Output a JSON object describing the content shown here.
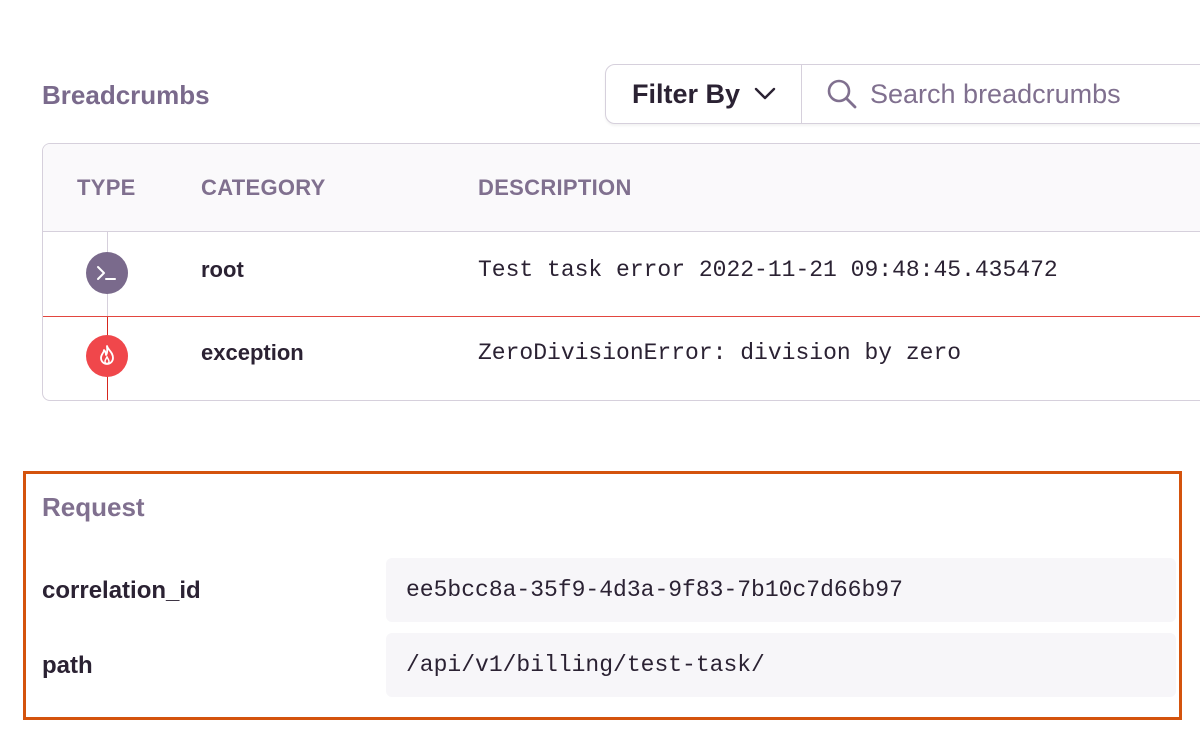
{
  "breadcrumbs": {
    "title": "Breadcrumbs",
    "filter_label": "Filter By",
    "search_placeholder": "Search breadcrumbs",
    "columns": {
      "type": "TYPE",
      "category": "CATEGORY",
      "description": "DESCRIPTION"
    },
    "rows": [
      {
        "type_icon": "terminal-icon",
        "category": "root",
        "description": "Test task error 2022-11-21 09:48:45.435472",
        "color": "#7a6a8c"
      },
      {
        "type_icon": "fire-icon",
        "category": "exception",
        "description_type": "ZeroDivisionError:",
        "description_message": " division by zero",
        "color": "#f0474b"
      }
    ]
  },
  "request": {
    "title": "Request",
    "items": [
      {
        "key": "correlation_id",
        "value": "ee5bcc8a-35f9-4d3a-9f83-7b10c7d66b97"
      },
      {
        "key": "path",
        "value": "/api/v1/billing/test-task/"
      }
    ],
    "highlight_color": "#d4530d"
  }
}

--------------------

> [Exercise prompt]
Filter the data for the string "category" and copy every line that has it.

> [Worked solution]
      "category": "CATEGORY",
        "category": "root",
        "category": "exception",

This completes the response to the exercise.